**Your task:** The records are given next. Repeat each one exactly.

**Data for this task:**
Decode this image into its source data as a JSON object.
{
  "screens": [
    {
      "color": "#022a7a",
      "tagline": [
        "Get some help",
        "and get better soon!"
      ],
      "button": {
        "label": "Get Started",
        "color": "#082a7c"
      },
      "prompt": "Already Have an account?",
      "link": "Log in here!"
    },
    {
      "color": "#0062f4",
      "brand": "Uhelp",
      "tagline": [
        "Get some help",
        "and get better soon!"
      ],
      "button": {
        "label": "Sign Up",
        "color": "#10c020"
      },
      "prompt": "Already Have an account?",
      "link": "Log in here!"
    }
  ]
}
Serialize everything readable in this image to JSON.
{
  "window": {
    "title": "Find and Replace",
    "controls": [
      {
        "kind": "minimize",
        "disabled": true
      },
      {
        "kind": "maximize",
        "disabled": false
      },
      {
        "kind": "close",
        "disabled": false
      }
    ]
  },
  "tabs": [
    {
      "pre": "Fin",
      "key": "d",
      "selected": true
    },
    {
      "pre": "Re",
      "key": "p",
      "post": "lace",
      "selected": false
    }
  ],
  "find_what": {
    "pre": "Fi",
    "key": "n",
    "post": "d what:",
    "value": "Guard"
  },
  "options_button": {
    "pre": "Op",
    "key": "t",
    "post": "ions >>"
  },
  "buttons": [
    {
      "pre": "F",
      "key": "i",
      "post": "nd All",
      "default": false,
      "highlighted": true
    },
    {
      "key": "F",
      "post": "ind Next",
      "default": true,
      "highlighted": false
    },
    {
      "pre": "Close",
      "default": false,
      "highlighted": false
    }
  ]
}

**Answer box:**
Decode this image into its source data as a JSON object.
{
  "screens": [
    {
      "color": "#022a7a",
      "tagline": [
        "Get some help",
        "and get better soon!"
      ],
      "button": {
        "label": "Get Started",
        "color": "#082a7c"
      },
      "prompt": "Already Have an account?",
      "link": "Log in here!"
    },
    {
      "color": "#0062f4",
      "brand": "Uhelp",
      "tagline": [
        "Get some help",
        "and get better soon!"
      ],
      "button": {
        "label": "Sign Up",
        "color": "#10c020"
      },
      "prompt": "Already Have an account?",
      "link": "Log in here!"
    }
  ]
}
Serialize everything readable in this image to JSON.
{
  "window": {
    "title": "Find and Replace",
    "controls": [
      {
        "kind": "minimize",
        "disabled": true
      },
      {
        "kind": "maximize",
        "disabled": false
      },
      {
        "kind": "close",
        "disabled": false
      }
    ]
  },
  "tabs": [
    {
      "pre": "Fin",
      "key": "d",
      "selected": true
    },
    {
      "pre": "Re",
      "key": "p",
      "post": "lace",
      "selected": false
    }
  ],
  "find_what": {
    "pre": "Fi",
    "key": "n",
    "post": "d what:",
    "value": "Guard"
  },
  "options_button": {
    "pre": "Op",
    "key": "t",
    "post": "ions >>"
  },
  "buttons": [
    {
      "pre": "F",
      "key": "i",
      "post": "nd All",
      "default": false,
      "highlighted": true
    },
    {
      "key": "F",
      "post": "ind Next",
      "default": true,
      "highlighted": false
    },
    {
      "pre": "Close",
      "default": false,
      "highlighted": false
    }
  ]
}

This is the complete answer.